The 3-partition problem is an NP-complete problem in computer science. The problem is to decide whether a given multiset of integers can be partitioned into triples that all have the same sum. More precisely, given a multiset S of n = 3 m positive integers, can S be partitioned into m triplets S1, S2, …, Sm such that the sum of the numbers in each subset is equal? The subsets S1, S2, …, Sm must form a partition of S in the sense that they are disjoint and they cover S. Let B denote the (desired) sum of each subset Si, or equivalently, let the total sum of the numbers in S be m B. The 3-partition problem remains NP-complete when every integer in S is strictly between B/4 and B/2. In this case, each subset Si is forced to consist of exactly three elements (a triple).
The 3-partition problem is similar to the partition problem, which in turn is related to the subset sum problem. In the partition problem, the goal is to partition S into two subsets with equal sum. In 3-partition the goal is to partition S into m subsets (or n/3 subsets), not just two subsets, with equal sum.
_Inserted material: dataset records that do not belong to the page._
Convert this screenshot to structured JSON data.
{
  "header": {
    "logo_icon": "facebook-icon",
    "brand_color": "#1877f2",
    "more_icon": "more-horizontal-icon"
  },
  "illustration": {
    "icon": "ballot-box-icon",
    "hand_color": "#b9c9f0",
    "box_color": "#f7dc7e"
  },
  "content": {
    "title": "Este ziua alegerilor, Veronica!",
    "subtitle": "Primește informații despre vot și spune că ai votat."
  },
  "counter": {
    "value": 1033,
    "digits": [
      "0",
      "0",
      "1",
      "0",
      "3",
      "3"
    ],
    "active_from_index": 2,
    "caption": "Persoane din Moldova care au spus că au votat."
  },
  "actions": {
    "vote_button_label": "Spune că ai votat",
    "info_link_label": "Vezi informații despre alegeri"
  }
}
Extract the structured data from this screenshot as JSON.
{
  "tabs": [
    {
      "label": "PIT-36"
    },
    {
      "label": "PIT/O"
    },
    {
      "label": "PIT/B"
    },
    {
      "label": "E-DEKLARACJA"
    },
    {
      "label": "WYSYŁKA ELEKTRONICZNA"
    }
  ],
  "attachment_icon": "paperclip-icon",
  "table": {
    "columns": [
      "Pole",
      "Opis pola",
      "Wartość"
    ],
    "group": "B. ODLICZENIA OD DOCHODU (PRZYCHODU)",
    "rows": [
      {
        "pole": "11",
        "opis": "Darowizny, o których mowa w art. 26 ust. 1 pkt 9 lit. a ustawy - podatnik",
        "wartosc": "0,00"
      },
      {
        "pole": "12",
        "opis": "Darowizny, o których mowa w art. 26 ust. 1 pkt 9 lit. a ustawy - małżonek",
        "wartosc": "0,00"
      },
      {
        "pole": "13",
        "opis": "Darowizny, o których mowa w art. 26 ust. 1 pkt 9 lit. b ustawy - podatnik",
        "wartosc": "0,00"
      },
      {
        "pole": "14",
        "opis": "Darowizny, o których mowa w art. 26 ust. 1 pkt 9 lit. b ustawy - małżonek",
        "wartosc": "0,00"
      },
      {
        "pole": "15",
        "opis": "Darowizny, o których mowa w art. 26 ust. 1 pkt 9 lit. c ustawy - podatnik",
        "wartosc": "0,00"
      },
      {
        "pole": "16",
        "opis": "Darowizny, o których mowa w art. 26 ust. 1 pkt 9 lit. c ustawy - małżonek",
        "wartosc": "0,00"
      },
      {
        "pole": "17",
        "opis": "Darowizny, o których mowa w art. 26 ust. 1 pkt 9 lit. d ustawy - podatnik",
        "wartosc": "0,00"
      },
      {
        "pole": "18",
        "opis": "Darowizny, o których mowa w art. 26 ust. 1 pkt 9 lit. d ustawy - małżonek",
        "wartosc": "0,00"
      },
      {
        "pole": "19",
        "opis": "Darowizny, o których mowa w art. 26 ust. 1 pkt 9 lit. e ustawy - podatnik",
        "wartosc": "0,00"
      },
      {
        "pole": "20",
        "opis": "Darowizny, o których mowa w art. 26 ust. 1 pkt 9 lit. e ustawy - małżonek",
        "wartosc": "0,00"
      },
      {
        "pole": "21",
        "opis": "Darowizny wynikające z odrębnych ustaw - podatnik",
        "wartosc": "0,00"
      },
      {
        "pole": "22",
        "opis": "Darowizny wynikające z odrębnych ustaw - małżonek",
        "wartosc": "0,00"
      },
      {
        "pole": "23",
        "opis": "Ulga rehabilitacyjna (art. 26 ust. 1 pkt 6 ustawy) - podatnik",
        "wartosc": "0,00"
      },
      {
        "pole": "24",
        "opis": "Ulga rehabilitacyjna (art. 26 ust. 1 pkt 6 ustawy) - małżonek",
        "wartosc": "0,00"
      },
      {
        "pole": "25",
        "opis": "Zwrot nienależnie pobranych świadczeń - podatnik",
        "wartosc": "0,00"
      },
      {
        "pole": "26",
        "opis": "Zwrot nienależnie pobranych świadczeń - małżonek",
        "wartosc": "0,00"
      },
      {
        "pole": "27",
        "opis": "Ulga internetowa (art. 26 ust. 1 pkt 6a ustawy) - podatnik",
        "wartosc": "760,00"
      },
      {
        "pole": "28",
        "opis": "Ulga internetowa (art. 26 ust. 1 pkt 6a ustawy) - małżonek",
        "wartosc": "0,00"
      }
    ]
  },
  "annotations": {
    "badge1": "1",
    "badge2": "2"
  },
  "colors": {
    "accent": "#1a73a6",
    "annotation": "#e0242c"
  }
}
The 3-partition problem remains NP-complete even when the integers in S are bounded above by a polynomial in n. In other words, the problem remains NP-complete even when representing the numbers in the input instance in unary. i.e., 3-partition is NP-complete in the strong sense or strongly NP-complete. This property, and 3-partition in general, is useful in many reductions where numbers are naturally represented in unary. In contrast, the partition problem is known to be NP-complete only when the numbers are encoded in binary, and have value exponential in n.
Garey and Johnson (1975) originally proved that 3-partition to be NP-complete, by a reduction from 3-dimensional matching. The classic reference by Garey and Johnson (1979) describes an NP-completeness proof, reducing from 3-dimensional matching to 4-partition to 3-partition. The 4-partition problem is an analog of 3-partition in which the goal is to partition a given set S into quadruples all with the same sum: precisely, the difference is that S now consists of n = 4 m integers, each strictly between B/5 and B/3.
- Garey, Michael R. and David S. Johnson (1979), Computers and Intractability; A Guide to the Theory of NP-Completeness. ISBN 0-7167-1045-5. Pages 96–105 and 224.
- Garey, Michael R. and David S. Johnson (1975). "Complexity results for multiprocessor scheduling under resource constraints". SIAM Journal on Computing 4 (4): 397–411. doi:10.1137/0204035.